#### WHAT YOU SHOULD DO
This exercise needs the complete data reproduced exactly.

#### RECORDS TO USE
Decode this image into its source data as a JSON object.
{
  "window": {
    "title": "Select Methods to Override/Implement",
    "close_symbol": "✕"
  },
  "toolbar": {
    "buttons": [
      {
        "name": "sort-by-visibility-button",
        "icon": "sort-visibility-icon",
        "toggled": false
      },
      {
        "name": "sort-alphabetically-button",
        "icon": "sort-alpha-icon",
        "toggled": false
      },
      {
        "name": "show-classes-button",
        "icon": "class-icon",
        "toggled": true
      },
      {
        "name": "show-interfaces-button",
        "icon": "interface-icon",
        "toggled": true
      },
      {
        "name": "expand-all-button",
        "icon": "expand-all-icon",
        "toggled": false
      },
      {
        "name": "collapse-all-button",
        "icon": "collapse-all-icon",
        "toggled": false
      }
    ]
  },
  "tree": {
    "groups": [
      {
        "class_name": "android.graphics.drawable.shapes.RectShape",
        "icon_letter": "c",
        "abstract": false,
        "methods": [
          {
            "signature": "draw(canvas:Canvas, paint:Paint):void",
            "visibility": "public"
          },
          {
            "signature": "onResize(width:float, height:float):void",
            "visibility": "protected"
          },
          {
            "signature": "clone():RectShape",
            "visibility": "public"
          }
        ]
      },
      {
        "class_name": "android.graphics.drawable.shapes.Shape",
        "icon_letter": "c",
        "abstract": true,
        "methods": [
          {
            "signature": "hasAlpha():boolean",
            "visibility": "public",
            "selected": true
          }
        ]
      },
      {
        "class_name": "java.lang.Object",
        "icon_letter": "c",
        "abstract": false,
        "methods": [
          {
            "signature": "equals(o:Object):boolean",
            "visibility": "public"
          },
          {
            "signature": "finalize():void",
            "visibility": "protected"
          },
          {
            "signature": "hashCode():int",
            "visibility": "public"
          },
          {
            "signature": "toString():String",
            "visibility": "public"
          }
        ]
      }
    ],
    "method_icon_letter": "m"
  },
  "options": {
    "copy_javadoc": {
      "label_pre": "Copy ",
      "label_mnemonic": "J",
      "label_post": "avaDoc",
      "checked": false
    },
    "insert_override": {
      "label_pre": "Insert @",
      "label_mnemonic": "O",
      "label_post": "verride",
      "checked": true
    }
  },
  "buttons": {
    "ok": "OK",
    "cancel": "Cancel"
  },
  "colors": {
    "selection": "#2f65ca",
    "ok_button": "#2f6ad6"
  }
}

#### ANSWER FOR THIS EXERCISE
Decode this image into its source data as a JSON object.
{
  "window": {
    "title": "Select Methods to Override/Implement",
    "close_symbol": "✕"
  },
  "toolbar": {
    "buttons": [
      {
        "name": "sort-by-visibility-button",
        "icon": "sort-visibility-icon",
        "toggled": false
      },
      {
        "name": "sort-alphabetically-button",
        "icon": "sort-alpha-icon",
        "toggled": false
      },
      {
        "name": "show-classes-button",
        "icon": "class-icon",
        "toggled": true
      },
      {
        "name": "show-interfaces-button",
        "icon": "interface-icon",
        "toggled": true
      },
      {
        "name": "expand-all-button",
        "icon": "expand-all-icon",
        "toggled": false
      },
      {
        "name": "collapse-all-button",
        "icon": "collapse-all-icon",
        "toggled": false
      }
    ]
  },
  "tree": {
    "groups": [
      {
        "class_name": "android.graphics.drawable.shapes.RectShape",
        "icon_letter": "c",
        "abstract": false,
        "methods": [
          {
            "signature": "draw(canvas:Canvas, paint:Paint):void",
            "visibility": "public"
          },
          {
            "signature": "onResize(width:float, height:float):void",
            "visibility": "protected"
          },
          {
            "signature": "clone():RectShape",
            "visibility": "public"
          }
        ]
      },
      {
        "class_name": "android.graphics.drawable.shapes.Shape",
        "icon_letter": "c",
        "abstract": true,
        "methods": [
          {
            "signature": "hasAlpha():boolean",
            "visibility": "public",
            "selected": true
          }
        ]
      },
      {
        "class_name": "java.lang.Object",
        "icon_letter": "c",
        "abstract": false,
        "methods": [
          {
            "signature": "equals(o:Object):boolean",
            "visibility": "public"
          },
          {
            "signature": "finalize():void",
            "visibility": "protected"
          },
          {
            "signature": "hashCode():int",
            "visibility": "public"
          },
          {
            "signature": "toString():String",
            "visibility": "public"
          }
        ]
      }
    ],
    "method_icon_letter": "m"
  },
  "options": {
    "copy_javadoc": {
      "label_pre": "Copy ",
      "label_mnemonic": "J",
      "label_post": "avaDoc",
      "checked": false
    },
    "insert_override": {
      "label_pre": "Insert @",
      "label_mnemonic": "O",
      "label_post": "verride",
      "checked": true
    }
  },
  "buttons": {
    "ok": "OK",
    "cancel": "Cancel"
  },
  "colors": {
    "selection": "#2f65ca",
    "ok_button": "#2f6ad6"
  }
}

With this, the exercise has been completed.